Anahita’s heart skipped a beat when she saw them clamber onto the wall that separated the road from the drop between the mountains before she reminded herself that they must have done this a thousand times before. She selected her frame and focused the camera as the children lined up along the wall. Looking through the lens, she watched them space out and practice smiling and couldn’t suppress her own amusement herself. She marvelled at their innocence regarding an article as universal as a camera back in the city, and at the same time, felt enormously guilty for complaining about now seemingly inconsequential things like missing her usual train while these children lived in dingy shanties and played with toys made of sticks and stones, and yet found such unadulterated joy in something as simple as having their picture taken.

“Hurry up!” Rehaan’s friends urged him impatiently. The poor boy was the tiniest amongst the lot and clearly incapable of scaling the height of the wall himself. As Farhaan bent down to lift the little kid, Anahita clicked on instinct. Before she could glance at the camera screen, she heard them beg for another picture. She spent the next five minutes indulging their newfound vanity before they were satisfied and wanted to inspect every photograph she’d taken.

Anahita spent the journey to her hotel lost in thought. Once in her room, she transferred and printed every picture she’d clicked.

The rest of the weekend photography seminar was a blur of colour and clicking. Anahita thought it focused too much on frames, lighting and the like and too little on the feel of the photograph. By the end of the seminar, she’d decided that their car breaking down near the little village was the best thing that had happened all weekend. Much to her co-passengers’ annoyance, Anahita insisted on stopping there again on the way back home.

“I won’t be long, I promise.” She quickly nipped out of the car to find the little boy whose thrilled face was etched in her memory. It took her only a couple of minutes to locate the group of eight boys running around in their dusty field of a playground. Aakash spotted her first and shouted in delight. Soon, she was surrounded by the entire bunch asking multiple questions at the same time.

When she finally managed to quiet them down, she said, “I’ve got something for you guys before I go.” Reaching into her bag, she pulled out the envelope containing the photographs. As she distributed them amongst the gleeful group, she found herself at the receiving end of several warm hugs.

“But what about you?” Hanif asked worriedly. “Don’t you want one?”

Anahita laughed. “I have all of them right here.” She patted her camera case. “But I have kept my favourite, just in case.” She showed them the first picture she’d clicked.

“Why is this one your favourite?” Harish asked naively.

Anahita shrugged. “It just is.”

***

At the end of her internship, Anahita was named the best intern and given the honour of having any one of her photographs printed inside the magazine she’d spent the past five months working for. She instantly submitted the first of the series of pictures she’d clicked of the eight village boys: the one with Farhaan helping Rehaan up the wall.
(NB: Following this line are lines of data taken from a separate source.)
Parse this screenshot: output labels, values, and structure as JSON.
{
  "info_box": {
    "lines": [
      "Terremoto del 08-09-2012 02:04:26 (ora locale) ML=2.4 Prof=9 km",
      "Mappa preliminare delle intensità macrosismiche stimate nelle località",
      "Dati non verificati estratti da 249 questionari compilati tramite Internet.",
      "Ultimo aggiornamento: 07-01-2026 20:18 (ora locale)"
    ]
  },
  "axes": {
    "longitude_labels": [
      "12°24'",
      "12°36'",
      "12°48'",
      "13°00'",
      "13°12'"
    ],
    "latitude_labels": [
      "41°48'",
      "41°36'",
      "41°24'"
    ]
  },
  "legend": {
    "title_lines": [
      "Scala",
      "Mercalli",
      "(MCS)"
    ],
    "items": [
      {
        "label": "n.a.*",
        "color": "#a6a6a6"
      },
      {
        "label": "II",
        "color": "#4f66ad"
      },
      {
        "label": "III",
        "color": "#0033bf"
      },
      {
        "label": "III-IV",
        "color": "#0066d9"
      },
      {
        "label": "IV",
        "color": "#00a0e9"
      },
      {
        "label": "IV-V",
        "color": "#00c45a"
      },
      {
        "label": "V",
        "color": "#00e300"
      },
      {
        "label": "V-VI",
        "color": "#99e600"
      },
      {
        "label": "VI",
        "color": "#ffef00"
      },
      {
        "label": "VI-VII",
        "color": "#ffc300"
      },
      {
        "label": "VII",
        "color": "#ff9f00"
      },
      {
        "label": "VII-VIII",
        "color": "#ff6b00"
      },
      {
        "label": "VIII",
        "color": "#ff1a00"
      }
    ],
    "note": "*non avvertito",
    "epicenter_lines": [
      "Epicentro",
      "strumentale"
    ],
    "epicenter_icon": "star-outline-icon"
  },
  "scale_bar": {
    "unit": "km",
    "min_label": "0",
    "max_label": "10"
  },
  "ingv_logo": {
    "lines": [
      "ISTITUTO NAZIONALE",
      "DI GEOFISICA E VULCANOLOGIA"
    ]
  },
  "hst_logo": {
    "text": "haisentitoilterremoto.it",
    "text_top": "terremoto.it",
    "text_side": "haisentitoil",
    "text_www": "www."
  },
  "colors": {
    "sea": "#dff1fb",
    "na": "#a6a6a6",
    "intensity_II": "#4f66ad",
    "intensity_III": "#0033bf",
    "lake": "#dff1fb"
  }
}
“Are you sure?” her boss asked, “You can take some time to make your pick.”

“I’m sure. This one is my favourite.”

“Why?”

Anahita smiled as she remembered Harish. “It just is.”